One of the benefits of Power Automate is to get rid of the boring work. A work that everyone could do, that doesn’t need your skills yet it consumes your valuable time. And one of such tasks is scheduling meetings. It’s not exactly rocket science to find a free time slot for all attendees and send an invitation… Why not let the flow to do the work? To find the first available time slot and send the invite?
Building the flow
Such flow will need 4 pieces of information: attendees, title, description, and duration.
Start from the manually triggered flow (which can be started even on mobile phones) and define the inputs. Alternatively you could start the flow also from Teams, but that’s another topic.
The next step is to find the meeting time. Power Automate has a dedicated action called ‘Find meeting times’ that’ll do what you might expect – it’ll find the time slots where all attendees are free.
Use the entered Attendees as Required attendees, Duration as the Meeting duration, and expressions as range for the Start time and End time. In this example it’ll look for the first available time slot, earliest on tomorrow, latest in 30 days. Since it’s looking only for 1 candidate, the end time doesn’t really matter, it should be just far enough in the future to find at least 1 potential date.
Start time: startOfDay(addDays(utcNow(),1)) End time: addDays(utcNow(),30)

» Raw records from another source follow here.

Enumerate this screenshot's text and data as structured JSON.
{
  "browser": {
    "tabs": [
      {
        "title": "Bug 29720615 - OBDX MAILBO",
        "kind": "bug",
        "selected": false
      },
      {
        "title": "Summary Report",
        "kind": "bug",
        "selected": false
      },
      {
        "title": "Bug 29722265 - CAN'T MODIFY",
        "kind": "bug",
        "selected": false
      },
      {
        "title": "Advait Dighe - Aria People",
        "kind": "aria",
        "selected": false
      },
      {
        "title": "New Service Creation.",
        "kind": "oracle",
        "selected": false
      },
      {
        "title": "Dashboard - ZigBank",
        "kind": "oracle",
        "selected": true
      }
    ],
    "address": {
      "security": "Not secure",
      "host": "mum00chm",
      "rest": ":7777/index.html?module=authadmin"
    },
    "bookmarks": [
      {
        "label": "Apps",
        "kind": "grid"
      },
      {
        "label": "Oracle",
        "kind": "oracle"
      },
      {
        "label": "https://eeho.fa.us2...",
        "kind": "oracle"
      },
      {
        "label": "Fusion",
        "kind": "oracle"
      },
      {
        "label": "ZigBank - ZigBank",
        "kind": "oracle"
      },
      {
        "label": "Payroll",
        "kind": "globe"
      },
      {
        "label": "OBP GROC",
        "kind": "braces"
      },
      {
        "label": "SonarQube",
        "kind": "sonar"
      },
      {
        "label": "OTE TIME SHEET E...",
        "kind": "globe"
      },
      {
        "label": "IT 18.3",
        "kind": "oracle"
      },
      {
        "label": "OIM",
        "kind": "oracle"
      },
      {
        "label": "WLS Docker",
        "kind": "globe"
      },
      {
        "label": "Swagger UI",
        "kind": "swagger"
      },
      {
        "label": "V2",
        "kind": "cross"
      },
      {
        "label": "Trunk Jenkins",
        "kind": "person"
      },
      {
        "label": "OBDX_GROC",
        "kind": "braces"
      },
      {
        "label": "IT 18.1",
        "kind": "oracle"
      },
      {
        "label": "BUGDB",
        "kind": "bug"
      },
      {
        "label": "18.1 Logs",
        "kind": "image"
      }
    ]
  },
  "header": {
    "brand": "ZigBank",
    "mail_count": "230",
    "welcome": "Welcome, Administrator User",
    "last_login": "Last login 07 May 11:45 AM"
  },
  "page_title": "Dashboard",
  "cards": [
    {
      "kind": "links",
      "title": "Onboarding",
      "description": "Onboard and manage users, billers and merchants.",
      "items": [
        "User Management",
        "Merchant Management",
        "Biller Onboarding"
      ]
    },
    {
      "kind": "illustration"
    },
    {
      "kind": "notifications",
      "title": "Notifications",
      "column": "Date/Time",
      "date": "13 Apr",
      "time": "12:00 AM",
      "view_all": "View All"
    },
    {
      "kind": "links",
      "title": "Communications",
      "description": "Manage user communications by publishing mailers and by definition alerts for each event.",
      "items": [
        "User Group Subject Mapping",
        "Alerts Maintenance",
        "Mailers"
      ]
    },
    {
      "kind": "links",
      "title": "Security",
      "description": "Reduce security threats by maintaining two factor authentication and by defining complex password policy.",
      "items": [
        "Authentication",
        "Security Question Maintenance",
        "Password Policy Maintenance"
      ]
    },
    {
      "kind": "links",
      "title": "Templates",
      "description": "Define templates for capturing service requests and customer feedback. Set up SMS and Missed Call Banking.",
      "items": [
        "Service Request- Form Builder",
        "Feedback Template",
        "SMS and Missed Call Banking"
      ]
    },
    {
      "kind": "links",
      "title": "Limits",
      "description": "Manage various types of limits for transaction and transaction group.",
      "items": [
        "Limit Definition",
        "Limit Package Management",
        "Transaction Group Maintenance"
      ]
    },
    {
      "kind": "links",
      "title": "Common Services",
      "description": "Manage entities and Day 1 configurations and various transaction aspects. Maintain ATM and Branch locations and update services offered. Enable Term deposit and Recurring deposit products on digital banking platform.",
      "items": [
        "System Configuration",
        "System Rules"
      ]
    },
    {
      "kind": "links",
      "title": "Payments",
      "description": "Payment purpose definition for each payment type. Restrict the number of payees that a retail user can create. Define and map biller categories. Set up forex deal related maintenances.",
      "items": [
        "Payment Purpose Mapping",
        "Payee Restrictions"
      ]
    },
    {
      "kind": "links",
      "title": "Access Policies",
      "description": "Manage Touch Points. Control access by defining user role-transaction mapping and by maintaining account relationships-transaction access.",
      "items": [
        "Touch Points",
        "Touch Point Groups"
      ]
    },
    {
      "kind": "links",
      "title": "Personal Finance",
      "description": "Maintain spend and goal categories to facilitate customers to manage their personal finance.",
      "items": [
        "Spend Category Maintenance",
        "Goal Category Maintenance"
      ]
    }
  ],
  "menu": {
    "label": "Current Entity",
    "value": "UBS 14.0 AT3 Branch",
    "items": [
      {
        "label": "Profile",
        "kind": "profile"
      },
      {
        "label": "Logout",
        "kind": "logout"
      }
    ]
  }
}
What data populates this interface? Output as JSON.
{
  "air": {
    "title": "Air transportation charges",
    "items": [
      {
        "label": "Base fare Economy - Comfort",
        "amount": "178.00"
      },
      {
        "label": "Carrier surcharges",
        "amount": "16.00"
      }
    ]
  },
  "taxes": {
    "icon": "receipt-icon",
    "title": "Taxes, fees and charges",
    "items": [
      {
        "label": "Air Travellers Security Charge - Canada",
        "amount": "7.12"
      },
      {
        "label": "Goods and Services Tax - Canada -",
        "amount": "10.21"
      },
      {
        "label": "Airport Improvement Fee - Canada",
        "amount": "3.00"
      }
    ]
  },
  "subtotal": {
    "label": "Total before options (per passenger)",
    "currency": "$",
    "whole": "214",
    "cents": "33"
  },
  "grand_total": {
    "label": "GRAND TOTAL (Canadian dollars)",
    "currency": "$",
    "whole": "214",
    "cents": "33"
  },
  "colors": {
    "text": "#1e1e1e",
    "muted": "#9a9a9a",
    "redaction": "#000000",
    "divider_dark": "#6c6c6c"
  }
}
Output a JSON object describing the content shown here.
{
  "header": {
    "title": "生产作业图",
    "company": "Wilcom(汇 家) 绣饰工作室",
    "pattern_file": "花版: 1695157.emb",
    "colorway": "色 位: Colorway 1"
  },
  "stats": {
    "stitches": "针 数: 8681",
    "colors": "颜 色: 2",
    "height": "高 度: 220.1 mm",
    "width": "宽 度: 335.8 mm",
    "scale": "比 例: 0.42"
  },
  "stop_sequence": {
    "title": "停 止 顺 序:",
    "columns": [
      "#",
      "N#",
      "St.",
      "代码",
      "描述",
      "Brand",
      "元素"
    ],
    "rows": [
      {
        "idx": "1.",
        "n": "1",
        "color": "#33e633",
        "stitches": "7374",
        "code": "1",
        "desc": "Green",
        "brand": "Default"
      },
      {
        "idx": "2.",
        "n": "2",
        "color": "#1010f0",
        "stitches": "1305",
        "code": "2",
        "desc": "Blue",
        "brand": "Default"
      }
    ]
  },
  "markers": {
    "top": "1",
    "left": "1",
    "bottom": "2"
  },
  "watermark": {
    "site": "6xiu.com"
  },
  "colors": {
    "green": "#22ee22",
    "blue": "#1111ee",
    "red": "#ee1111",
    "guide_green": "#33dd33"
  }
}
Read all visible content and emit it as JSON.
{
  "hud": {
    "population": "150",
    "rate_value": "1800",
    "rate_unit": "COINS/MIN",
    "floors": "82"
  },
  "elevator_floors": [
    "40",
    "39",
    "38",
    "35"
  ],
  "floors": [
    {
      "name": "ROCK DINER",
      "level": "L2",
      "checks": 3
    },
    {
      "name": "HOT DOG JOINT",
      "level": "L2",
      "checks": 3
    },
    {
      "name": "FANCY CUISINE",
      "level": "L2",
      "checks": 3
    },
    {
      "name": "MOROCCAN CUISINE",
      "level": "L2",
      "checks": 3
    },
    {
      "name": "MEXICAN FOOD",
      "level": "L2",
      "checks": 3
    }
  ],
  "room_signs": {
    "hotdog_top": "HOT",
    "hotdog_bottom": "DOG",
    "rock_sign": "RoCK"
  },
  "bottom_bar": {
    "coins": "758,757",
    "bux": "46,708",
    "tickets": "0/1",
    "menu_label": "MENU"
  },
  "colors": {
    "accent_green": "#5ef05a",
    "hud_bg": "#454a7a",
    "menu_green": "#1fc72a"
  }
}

Now, when you have the available time slot, you can schedule the meeting with the ‘Create a Teams meeting’ action. Use the Title as the meeting Subject, the Description as the meeting Message, and the Attendees as Required attendees.
The tricky part comes with the Start and End time. As Outlook keeps all the dates and times in UTC time zone, you can’t use the proposed times directly. You must convert them to your local time zone first.
In the example below I used also the first(…) expression to get rid of an ‘Apply to each’.
ConvertTimeZone(first(outputs('Find_meeting_times_(V2)')?['body/meetingTimeSuggestions'])?['meetingTimeSlot/start/dateTime'], 'UTC', 'Central European Standard Time')
ConvertTimeZone(first(outputs('Find_meeting_times_(V2)')?['body/meetingTimeSuggestions'])?['meetingTimeSlot/end/dateTime'], 'UTC', 'Central European Standard Time')
The last step should be to send yourself a notification about the meeting date. Since you’re the organiser you won’t receive any invitation – it will appear in your calendar, but if you want the information also in another form you must send it in the flow.
As you can see, you can automate even small tasks in Power Automate, e.g. to schedule a Teams meeting. Not only will it save a few clicks, but it’ll save also the decisions related to meeting planning. It’ll take the first available time slot and send the meeting, not considering other time slots to be “better”.
But with that comes also a downside – it’ll pick any free time slot within the user’s working hours. If it’s not in the calendar, it doesn’t exist and the user is available, even during lunch time.
The solution can also be used only in your organisation as you can’t search in calendars of external users.